Repeat the entire listing exactly as written.

### GIVEN INFORMATION:
───
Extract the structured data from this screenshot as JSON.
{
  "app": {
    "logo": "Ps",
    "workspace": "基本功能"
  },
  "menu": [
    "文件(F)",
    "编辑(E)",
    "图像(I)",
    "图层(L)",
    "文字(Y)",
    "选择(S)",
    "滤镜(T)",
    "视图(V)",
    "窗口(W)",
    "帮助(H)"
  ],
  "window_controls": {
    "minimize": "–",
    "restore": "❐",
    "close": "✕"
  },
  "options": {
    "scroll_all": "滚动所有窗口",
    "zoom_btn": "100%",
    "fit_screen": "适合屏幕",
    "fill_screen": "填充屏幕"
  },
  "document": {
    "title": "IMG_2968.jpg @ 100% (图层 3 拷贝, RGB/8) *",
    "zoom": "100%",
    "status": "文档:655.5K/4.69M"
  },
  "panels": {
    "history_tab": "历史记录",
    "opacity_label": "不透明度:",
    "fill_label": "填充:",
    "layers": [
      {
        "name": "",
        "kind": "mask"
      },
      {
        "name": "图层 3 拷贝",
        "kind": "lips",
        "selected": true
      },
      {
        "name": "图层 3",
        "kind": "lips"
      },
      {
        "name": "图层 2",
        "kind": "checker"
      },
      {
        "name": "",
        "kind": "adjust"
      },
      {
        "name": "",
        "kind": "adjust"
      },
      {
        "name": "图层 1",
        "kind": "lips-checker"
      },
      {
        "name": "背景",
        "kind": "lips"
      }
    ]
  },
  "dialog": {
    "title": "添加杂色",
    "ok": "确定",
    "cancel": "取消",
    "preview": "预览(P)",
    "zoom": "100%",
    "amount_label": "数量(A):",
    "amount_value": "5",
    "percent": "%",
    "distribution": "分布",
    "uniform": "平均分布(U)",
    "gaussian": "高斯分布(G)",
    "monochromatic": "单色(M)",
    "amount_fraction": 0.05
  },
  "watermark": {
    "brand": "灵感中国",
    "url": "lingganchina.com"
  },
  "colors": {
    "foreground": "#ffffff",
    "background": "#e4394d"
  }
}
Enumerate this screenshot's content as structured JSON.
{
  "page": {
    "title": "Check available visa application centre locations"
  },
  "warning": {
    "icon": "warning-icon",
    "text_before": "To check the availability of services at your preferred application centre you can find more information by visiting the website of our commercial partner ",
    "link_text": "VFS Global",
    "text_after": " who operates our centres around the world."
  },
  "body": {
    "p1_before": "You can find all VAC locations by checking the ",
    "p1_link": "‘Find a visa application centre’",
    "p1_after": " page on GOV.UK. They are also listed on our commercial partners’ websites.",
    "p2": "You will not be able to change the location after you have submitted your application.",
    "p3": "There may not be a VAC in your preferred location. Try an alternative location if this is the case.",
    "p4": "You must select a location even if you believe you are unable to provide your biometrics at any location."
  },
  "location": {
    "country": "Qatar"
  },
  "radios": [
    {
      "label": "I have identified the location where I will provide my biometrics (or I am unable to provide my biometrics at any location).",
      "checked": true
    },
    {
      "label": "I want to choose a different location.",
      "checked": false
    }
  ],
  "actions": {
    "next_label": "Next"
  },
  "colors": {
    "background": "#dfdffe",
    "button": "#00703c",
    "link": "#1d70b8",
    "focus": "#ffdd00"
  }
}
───
### ANSWER SECTION:
Extract the structured data from this screenshot as JSON.
{
  "app": {
    "logo": "Ps",
    "workspace": "基本功能"
  },
  "menu": [
    "文件(F)",
    "编辑(E)",
    "图像(I)",
    "图层(L)",
    "文字(Y)",
    "选择(S)",
    "滤镜(T)",
    "视图(V)",
    "窗口(W)",
    "帮助(H)"
  ],
  "window_controls": {
    "minimize": "–",
    "restore": "❐",
    "close": "✕"
  },
  "options": {
    "scroll_all": "滚动所有窗口",
    "zoom_btn": "100%",
    "fit_screen": "适合屏幕",
    "fill_screen": "填充屏幕"
  },
  "document": {
    "title": "IMG_2968.jpg @ 100% (图层 3 拷贝, RGB/8) *",
    "zoom": "100%",
    "status": "文档:655.5K/4.69M"
  },
  "panels": {
    "history_tab": "历史记录",
    "opacity_label": "不透明度:",
    "fill_label": "填充:",
    "layers": [
      {
        "name": "",
        "kind": "mask"
      },
      {
        "name": "图层 3 拷贝",
        "kind": "lips",
        "selected": true
      },
      {
        "name": "图层 3",
        "kind": "lips"
      },
      {
        "name": "图层 2",
        "kind": "checker"
      },
      {
        "name": "",
        "kind": "adjust"
      },
      {
        "name": "",
        "kind": "adjust"
      },
      {
        "name": "图层 1",
        "kind": "lips-checker"
      },
      {
        "name": "背景",
        "kind": "lips"
      }
    ]
  },
  "dialog": {
    "title": "添加杂色",
    "ok": "确定",
    "cancel": "取消",
    "preview": "预览(P)",
    "zoom": "100%",
    "amount_label": "数量(A):",
    "amount_value": "5",
    "percent": "%",
    "distribution": "分布",
    "uniform": "平均分布(U)",
    "gaussian": "高斯分布(G)",
    "monochromatic": "单色(M)",
    "amount_fraction": 0.05
  },
  "watermark": {
    "brand": "灵感中国",
    "url": "lingganchina.com"
  },
  "colors": {
    "foreground": "#ffffff",
    "background": "#e4394d"
  }
}
Enumerate this screenshot's content as structured JSON.
{
  "page": {
    "title": "Check available visa application centre locations"
  },
  "warning": {
    "icon": "warning-icon",
    "text_before": "To check the availability of services at your preferred application centre you can find more information by visiting the website of our commercial partner ",
    "link_text": "VFS Global",
    "text_after": " who operates our centres around the world."
  },
  "body": {
    "p1_before": "You can find all VAC locations by checking the ",
    "p1_link": "‘Find a visa application centre’",
    "p1_after": " page on GOV.UK. They are also listed on our commercial partners’ websites.",
    "p2": "You will not be able to change the location after you have submitted your application.",
    "p3": "There may not be a VAC in your preferred location. Try an alternative location if this is the case.",
    "p4": "You must select a location even if you believe you are unable to provide your biometrics at any location."
  },
  "location": {
    "country": "Qatar"
  },
  "radios": [
    {
      "label": "I have identified the location where I will provide my biometrics (or I am unable to provide my biometrics at any location).",
      "checked": true
    },
    {
      "label": "I want to choose a different location.",
      "checked": false
    }
  ],
  "actions": {
    "next_label": "Next"
  },
  "colors": {
    "background": "#dfdffe",
    "button": "#00703c",
    "link": "#1d70b8",
    "focus": "#ffdd00"
  }
}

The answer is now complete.